Exercise also builds muscle and there are benefits to being brawny. ( Maybe not as brawny as the boxer in the pic but you get the idea)

Muscles are the largest consumers of glucose that flood the bloodstream after a meal, and more muscle means quicker removal of this glucose surge, which could help reduce elevated blood sugars which, as we all know, is a serious health issue for people prone to diabetes. More muscle also enhances the body's immune response to serious illness such as cancer.

Muscle building also helps reverse a key change associated with aging..the decline in the function of mitochondria, or our cells' energy generators. Muscles are filled with mitochondria, and exercise such as aerobic exercise, alone or in combination with strength training can prevent your body from generating more oxidants, those oxygen-rich reactive molecules that damage proteins and DNA.
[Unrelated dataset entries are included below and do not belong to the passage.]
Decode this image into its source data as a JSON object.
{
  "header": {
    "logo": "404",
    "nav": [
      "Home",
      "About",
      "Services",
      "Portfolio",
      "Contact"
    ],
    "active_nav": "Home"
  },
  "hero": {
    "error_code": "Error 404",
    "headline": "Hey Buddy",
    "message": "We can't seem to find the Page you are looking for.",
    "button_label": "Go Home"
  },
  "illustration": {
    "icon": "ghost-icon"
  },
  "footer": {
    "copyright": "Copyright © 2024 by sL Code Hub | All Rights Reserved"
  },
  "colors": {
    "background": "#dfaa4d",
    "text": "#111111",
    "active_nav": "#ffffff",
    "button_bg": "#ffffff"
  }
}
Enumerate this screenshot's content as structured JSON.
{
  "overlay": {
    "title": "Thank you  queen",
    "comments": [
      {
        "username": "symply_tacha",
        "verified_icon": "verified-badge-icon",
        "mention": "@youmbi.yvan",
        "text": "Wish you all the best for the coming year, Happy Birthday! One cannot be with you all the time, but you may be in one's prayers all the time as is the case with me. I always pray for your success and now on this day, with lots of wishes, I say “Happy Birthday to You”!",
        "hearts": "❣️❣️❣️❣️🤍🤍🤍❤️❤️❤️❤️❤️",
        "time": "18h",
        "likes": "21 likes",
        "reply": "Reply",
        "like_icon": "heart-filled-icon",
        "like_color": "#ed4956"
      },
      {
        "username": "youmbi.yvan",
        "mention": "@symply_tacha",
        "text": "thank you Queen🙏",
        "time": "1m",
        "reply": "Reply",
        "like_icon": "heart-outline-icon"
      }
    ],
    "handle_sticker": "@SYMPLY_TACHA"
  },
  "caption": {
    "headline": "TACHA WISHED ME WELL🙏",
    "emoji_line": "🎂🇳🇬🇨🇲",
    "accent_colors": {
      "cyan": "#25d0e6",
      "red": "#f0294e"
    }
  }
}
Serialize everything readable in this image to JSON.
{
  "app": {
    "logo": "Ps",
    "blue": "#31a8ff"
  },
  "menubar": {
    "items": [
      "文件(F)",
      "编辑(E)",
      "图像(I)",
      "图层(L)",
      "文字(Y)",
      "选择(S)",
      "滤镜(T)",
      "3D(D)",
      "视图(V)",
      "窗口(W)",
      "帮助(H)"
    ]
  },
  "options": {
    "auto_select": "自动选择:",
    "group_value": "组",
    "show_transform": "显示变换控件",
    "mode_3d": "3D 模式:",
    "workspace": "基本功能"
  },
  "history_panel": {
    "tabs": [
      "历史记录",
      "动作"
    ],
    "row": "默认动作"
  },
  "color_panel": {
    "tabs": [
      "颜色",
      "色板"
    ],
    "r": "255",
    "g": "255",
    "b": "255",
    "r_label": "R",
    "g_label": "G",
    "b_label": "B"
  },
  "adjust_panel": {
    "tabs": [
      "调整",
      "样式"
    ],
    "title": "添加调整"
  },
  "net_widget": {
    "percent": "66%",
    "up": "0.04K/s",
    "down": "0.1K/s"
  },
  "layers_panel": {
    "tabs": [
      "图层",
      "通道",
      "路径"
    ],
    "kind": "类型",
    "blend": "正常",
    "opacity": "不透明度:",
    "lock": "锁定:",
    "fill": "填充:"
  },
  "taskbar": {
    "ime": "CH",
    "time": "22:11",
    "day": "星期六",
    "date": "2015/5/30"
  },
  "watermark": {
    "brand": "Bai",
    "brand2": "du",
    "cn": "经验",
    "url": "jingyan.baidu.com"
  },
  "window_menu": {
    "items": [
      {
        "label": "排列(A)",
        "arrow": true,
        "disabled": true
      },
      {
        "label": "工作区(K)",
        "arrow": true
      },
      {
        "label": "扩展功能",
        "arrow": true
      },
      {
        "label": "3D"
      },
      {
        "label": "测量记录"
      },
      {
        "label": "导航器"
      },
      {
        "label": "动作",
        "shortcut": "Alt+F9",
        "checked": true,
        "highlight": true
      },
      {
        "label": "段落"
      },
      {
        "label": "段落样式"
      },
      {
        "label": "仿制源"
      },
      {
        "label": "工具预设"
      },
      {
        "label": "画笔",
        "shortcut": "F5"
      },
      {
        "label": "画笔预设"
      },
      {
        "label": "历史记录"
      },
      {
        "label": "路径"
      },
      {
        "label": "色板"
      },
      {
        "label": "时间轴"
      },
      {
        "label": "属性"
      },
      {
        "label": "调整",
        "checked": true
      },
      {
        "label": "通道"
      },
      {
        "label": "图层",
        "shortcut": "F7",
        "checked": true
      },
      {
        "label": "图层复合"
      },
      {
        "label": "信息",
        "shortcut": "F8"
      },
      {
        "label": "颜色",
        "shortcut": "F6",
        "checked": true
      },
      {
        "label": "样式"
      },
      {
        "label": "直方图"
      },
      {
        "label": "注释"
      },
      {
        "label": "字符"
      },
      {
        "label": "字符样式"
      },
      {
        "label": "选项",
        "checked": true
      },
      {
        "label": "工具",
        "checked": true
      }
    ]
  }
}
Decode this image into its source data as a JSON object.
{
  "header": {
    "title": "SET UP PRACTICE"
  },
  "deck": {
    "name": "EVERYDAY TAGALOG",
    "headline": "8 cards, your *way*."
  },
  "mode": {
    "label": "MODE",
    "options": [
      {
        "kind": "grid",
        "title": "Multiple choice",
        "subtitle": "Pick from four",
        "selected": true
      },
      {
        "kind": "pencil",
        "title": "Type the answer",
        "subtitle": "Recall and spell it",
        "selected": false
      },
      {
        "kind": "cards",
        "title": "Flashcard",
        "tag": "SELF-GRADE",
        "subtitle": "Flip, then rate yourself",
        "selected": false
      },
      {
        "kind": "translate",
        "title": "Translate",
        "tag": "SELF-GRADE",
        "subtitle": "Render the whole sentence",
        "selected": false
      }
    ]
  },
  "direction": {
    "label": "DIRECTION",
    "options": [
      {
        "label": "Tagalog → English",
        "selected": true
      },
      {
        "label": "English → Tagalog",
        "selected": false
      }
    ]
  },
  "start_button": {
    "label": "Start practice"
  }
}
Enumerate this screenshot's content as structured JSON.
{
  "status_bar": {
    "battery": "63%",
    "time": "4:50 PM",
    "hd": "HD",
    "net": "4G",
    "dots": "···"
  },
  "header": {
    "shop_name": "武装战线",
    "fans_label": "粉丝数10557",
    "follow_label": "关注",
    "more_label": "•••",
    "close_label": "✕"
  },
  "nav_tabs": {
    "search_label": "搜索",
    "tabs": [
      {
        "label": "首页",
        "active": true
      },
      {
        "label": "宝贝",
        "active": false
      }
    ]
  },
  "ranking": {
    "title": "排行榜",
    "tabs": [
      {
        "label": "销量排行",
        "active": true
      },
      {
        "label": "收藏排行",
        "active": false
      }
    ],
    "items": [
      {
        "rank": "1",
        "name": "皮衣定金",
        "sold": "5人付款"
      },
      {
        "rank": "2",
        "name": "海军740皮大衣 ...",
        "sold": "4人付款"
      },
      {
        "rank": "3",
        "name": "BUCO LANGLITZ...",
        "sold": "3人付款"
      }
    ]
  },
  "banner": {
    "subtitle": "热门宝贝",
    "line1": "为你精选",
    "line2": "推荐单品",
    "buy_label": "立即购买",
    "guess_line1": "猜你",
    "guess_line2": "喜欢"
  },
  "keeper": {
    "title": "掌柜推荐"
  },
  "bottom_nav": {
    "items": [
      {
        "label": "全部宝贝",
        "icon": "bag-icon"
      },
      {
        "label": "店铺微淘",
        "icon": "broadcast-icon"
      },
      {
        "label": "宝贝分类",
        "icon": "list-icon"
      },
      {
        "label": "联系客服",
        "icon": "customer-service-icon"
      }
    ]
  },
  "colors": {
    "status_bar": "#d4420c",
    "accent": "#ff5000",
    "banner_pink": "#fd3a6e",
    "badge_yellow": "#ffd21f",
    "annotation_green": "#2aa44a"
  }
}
Muscle has another important role in the body: it has lots of proteins that serve as reservoirs of amino acids for the rest of the body. This is very important for the body to be able to fight off infection and illness as it needs lots of amino acids to make antibodies to fight off infections.

The biggest benefit of building muscle is that in doing so, the muscles signal molecules in the blood, which are released in response to muscular exertion. These molecules help regulate muscle growth, nutrient metabolism, inflammation and a host of other processes. These molecules are called "myokines" and were discovered around 2000, and since then many other molecules have been discovered that are linked to building muscle and overall good health. Increased muscle mass can also help eliminate visceral fat, which is linked to systematic inflammation throughout the body.




As researchers move towards a deeper understanding of how exercise benefits health, the day is approaching when exercise won't just be "something good to do" but medicine which could work like prescriptions to better health. Several studies already point in this direction, where more than half of adults with Type 2 Diabetes were able to stop taking their medication to lower their blood sugar within a year of beginning a regular exercise routine. Another study showed that exercise was just as effective as drugs for people at risk of heart disease and diabetes, and more effective than drugs for rehab after a stroke.

Researchers are busy with many trials and studies to find out which exercises benefit individuals in certain ways, and hope to be able to pinpoint what will help certain individuals like those who suffer from diabetes and heart disease to those who suffer depression and to prevent degenerative brain diseases. Most of the positive health affects will vary by individual, but it's obvious that the answers will be complicated at the end of the studies, but there is a simple truth to all of this - exercise is good for you. Even 15 minutes a day could have long-lasting benefits that could lead to a healthier and longer life.